Perhaps it is simply the challenge that many of these superior gaming experiences offer. As simple and effortless as they seem, though, game programming is actually very complicated, often rivaling the production process of a major motion picture. For example, there are many different kinds of people who are involved with game design. These are the scenic artists who choose what the settings will be. This can include photographers, set designers, and even people skilled in landscaping or construction. They work with the story writers to determine how many settings they need to design and how they will interact with environmental effects as well as the characters. Obviously, then, there are also writers who create the world, conceptually, and establish the visual and emotional backdrop for the entire game.
Speaking of characters, during the game design process not only must the characters be drawn and rendered, but they are often copied from real human actors. In fact, some of the game programming might actually involve mapping and capturing the real movements of the actors to get a more realistic feel in the software. This, alone, can take months to shoot and then even more time to input into the system. Of course, the actors themselves need to prepare for line delivery and movement and will therefore need time for rehearsals. Also, actors often need the guidance of a director to help unite the vision of the writers, visual artists, and graphics teams. Before the game can go out into the public, though, it needs to pass through video game testing. This department is in charge of checking to make sure that the levels are fluid, that the game play is consistent, and that the glitches are ironed out. This process often takes many trials, with the testers giving feedback to the different design and programming teams to have them fix things that they believe would annoy, frustrate, or disappoint a player.
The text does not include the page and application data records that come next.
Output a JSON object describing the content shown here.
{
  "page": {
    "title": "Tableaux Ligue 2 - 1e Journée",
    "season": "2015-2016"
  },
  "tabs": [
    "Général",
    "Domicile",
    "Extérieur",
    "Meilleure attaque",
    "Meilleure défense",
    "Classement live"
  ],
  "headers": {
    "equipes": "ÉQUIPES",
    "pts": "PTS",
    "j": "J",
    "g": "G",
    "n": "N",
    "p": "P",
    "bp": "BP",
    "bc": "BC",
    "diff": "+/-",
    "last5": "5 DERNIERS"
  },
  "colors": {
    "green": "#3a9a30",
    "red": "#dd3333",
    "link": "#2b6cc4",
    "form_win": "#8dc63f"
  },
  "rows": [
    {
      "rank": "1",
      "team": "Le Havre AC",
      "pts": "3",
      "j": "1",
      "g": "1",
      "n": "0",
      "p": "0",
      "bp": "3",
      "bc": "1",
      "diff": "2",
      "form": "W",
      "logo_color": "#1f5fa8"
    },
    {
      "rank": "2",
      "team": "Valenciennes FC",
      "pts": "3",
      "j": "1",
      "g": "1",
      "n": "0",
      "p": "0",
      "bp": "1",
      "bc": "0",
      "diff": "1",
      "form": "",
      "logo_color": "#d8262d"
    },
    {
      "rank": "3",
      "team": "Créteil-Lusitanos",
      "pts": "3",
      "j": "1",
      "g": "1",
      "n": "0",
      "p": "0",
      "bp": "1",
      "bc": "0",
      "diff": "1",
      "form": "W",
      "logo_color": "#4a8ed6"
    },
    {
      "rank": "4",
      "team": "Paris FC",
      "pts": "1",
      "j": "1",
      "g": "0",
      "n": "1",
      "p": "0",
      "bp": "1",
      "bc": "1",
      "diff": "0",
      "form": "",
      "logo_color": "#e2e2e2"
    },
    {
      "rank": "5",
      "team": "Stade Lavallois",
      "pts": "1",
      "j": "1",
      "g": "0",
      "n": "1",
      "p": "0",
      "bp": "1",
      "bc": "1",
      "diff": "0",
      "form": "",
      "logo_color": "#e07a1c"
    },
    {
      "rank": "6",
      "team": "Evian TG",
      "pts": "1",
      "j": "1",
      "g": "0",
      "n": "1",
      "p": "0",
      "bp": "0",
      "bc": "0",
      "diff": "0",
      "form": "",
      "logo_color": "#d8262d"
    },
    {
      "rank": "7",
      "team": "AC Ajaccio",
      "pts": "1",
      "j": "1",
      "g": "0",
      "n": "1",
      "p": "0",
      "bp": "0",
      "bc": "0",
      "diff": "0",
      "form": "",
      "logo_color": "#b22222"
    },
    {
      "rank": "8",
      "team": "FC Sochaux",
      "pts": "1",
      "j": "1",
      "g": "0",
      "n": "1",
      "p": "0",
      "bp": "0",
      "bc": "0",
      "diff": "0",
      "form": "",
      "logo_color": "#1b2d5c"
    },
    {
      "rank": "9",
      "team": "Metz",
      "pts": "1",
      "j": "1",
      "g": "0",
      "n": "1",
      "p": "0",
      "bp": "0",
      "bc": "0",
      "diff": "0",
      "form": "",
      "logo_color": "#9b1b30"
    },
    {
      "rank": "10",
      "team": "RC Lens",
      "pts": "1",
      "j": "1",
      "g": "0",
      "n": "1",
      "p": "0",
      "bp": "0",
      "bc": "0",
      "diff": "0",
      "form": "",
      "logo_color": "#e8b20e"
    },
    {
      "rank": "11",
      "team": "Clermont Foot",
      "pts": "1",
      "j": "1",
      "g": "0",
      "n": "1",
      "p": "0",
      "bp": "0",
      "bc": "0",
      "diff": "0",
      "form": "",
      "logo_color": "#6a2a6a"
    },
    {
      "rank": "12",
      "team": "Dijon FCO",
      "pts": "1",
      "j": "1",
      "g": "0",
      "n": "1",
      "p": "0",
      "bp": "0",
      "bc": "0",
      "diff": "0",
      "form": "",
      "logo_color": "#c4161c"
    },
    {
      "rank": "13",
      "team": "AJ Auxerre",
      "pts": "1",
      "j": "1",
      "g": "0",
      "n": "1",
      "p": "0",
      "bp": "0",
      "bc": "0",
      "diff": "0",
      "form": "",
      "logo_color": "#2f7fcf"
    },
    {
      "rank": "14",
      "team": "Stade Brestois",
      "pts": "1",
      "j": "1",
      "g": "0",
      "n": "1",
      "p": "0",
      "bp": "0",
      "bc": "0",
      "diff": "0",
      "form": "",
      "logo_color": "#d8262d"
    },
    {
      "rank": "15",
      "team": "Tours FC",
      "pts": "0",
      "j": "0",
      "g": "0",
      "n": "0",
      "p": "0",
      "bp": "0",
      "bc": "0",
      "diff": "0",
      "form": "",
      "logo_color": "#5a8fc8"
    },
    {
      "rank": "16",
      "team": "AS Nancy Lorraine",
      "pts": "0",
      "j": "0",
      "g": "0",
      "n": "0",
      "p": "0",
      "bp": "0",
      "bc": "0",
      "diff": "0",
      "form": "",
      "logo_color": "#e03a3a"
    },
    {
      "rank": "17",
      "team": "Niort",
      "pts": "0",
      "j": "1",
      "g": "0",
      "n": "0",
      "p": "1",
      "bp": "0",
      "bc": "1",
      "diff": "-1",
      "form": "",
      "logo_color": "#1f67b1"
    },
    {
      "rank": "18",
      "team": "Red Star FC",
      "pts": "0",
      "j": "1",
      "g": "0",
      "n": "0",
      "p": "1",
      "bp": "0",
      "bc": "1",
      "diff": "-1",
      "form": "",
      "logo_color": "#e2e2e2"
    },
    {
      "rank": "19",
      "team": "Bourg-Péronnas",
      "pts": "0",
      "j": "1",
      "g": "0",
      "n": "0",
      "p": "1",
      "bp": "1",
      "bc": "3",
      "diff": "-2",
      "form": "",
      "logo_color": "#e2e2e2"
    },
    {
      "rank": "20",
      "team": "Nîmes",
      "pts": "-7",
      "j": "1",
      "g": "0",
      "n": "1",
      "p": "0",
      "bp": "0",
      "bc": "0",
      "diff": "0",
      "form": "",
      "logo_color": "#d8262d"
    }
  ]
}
Testers are vital during this process because they are really the only source of quality.